■ Task objective ■
Go through the records below and copy out every line that contains the word "text".

(Records from a data collection)
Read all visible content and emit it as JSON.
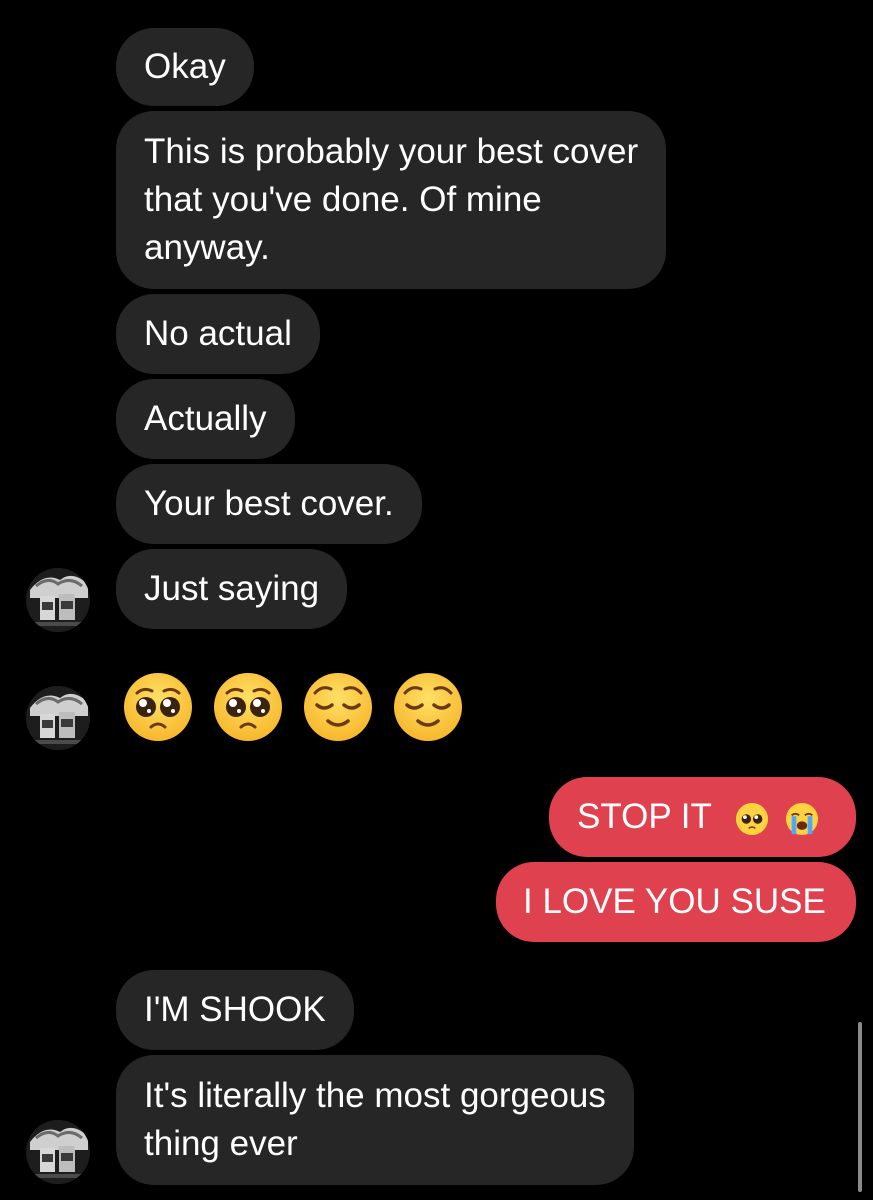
{
  "conversation": {
    "received": [
      {
        "lines": [
          "Okay"
        ]
      },
      {
        "lines": [
          "This is probably your best cover",
          "that you've done. Of mine",
          "anyway."
        ]
      },
      {
        "lines": [
          "No actual"
        ]
      },
      {
        "lines": [
          "Actually"
        ]
      },
      {
        "lines": [
          "Your best cover."
        ]
      },
      {
        "lines": [
          "Just saying"
        ]
      },
      {
        "lines": [
          "I'M SHOOK"
        ]
      },
      {
        "lines": [
          "It's literally the most gorgeous",
          "thing ever"
        ]
      }
    ],
    "sent": [
      {
        "text": "STOP IT"
      },
      {
        "text": "I LOVE YOU SUSE"
      }
    ],
    "emoji_message": [
      "pleading-face-icon",
      "pleading-face-icon",
      "relieved-face-icon",
      "relieved-face-icon"
    ],
    "sent_emojis": [
      "pleading-face-icon",
      "loudly-crying-face-icon"
    ]
  },
  "colors": {
    "background": "#000000",
    "received_bubble": "#262626",
    "sent_bubble": "#e0414f",
    "text": "#ffffff"
  }
}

■ Final answer ■
        "text": "STOP IT"
        "text": "I LOVE YOU SUSE"
    "text": "#ffffff"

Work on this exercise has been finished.